correction, March 22 at 11 a.m.: The article originally listed "First Service Bank" regarding lease-purchase. This is incorrect, it is First Security Bank. We regret any confusion this may have caused.
Working through the hiring freeze was the most time consuming issue at the recent Quorum Court meeting, held Thursday, March 16.
Justices debated the cost of employees versus the projected downturn in revenue for this year, in this case with the sheriff's department as it worked through personnel turnover. Law enforcement continued as a topic as vehicle cost for the sheriff's department and the need for constables was also discussed.
“I think I've done a poor job explaining the hiring freeze,” Justice Dale James said to the court.

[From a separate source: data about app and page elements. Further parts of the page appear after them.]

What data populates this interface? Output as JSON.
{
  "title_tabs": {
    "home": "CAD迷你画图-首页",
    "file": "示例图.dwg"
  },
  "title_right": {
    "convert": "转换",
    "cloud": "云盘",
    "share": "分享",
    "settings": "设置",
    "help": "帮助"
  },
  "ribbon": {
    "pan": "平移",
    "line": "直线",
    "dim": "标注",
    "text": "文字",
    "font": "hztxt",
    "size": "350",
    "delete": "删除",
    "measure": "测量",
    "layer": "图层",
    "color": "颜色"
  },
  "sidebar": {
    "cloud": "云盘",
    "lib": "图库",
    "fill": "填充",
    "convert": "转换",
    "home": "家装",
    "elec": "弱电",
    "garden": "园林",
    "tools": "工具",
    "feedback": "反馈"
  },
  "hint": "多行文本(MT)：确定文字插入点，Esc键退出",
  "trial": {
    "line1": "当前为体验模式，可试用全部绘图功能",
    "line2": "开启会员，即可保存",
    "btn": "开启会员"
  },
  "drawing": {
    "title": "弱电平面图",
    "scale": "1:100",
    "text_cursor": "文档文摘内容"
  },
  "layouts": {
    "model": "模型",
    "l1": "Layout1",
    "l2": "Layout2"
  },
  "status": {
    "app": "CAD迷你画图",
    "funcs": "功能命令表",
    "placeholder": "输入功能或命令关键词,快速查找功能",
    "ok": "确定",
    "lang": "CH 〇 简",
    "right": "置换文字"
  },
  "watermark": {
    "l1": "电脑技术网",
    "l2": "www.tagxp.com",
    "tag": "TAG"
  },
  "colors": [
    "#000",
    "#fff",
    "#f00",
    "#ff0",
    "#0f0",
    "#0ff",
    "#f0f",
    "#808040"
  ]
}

The hiring freeze, by an ordinance passed earlier the first meeting of the year was, as the ordinance's sponsor James explained, in reconciliation to a projected shortfall as the county revenue for 2017 is projected to be down $100,000 from 2016 revenue. This was due to no new energy extraction taking place in the county. The problem, he explained, is that even hiring in this environment would put the newly hired in a position where their position may not be funded in the coming year's budget. Extending the problem was that when the so-called energy boom was underway, a number of people were hired for administrative roles which, with the lack of energy extraction, simply are not as necessary to county operations as they were during the boom, James said.
“I would rather disappoint someone right now than not be able to fund them next year,” James said.
As a component of the hiring freeze, new hires for the county are done by ordinance, voted by the court. To vote the court requires not only a formal request, but a job description presented by the requesting agency.
Against this was a request from Sheriff Scott Bradley to hire another full time employee for office administration and a full time employee for jail staff. Bradley had made this same request at the previous Quorum Court meeting for the office administrator, but the matter was tabled until the court was able to work out hiring procedures in light of the hiring freeze ordinance. Since then a jail employee had resigned, creating a second hiring requirement.
As each hiring decision was addressed separately, Bradley pointed out the jail staff hire was for a position “required by law,” as the state requires a certain number of jail employees against the number of inmates. In this case the need was for a female officer, in turn required to meet the needs of and for those inmates. The vote for the female full-time detention officer passed unanimously.
The office staff vote, however, was under tighter scrutiny by the court. Bradley explained to the board - after a review of the position's job requirements - that his office had a lot of paperwork and it was a matter of having staff on hand to keep matters organized.
“We will be written up again for not enough people,” Bradley explained to the board, as delays in processing lead to certification problems for the department.
“We are not saving money at the rate we need to save money for next year,” James responded.
Here Van Buren County Judge Roger Hooper pointed out the sheriff's request was for a full time employee. He emphasised this several times.
The matter came to a vote with five justices for hiring the secretary, four against, permitting the sheriff to hire a new full time employee for office administration.
In a separate matter, the council voted in unanimous support of an ordinance continuing the sheriff's department lease-purchase of patrol vehicles - working with First Service Bank - continuing what was presented as a successful effort to keep both quality vehicles, and to keep the values of department vehicles us as they were turned in for newer vehicles.
A lack of Constables in the county led to further discussion as a resolution was passed by the court showing constable vacancies in Archy, Davis, Linn Creek, Red River and Union townships. By this resolution, the governor is able to appoint people to these positions. Constable Ingram Phillips, from Fairfield Bay, presented to the board the details of acting as a constable, most notable being that anyone can be appointed, but before acting as a constable the person must undergo extended training. The position is not county-paid, and expenses are paid by the constable.
In a post-meeting development, Van Buren County Clear Pam Bradford confirmed via Email that constable is a position held until lost in an election. If nobody runs against the person holding the position, they then continue to hold office of Constable.
In other Quorum Court matters:
The animal shelter has sent 41 dogs to Massachusetts recently, with demand for adoption animals into that region increasing.
County roads have moved 30,882 tons this year to date
Adjustments were made to per diem allotments so when prison transport was done straight-through the officer could still have meals reimbursed, even when there was not an overnight stay. Frequently, as was explained to the board, prisoner transport is done by drivers working in shifts, one driving, one sleeping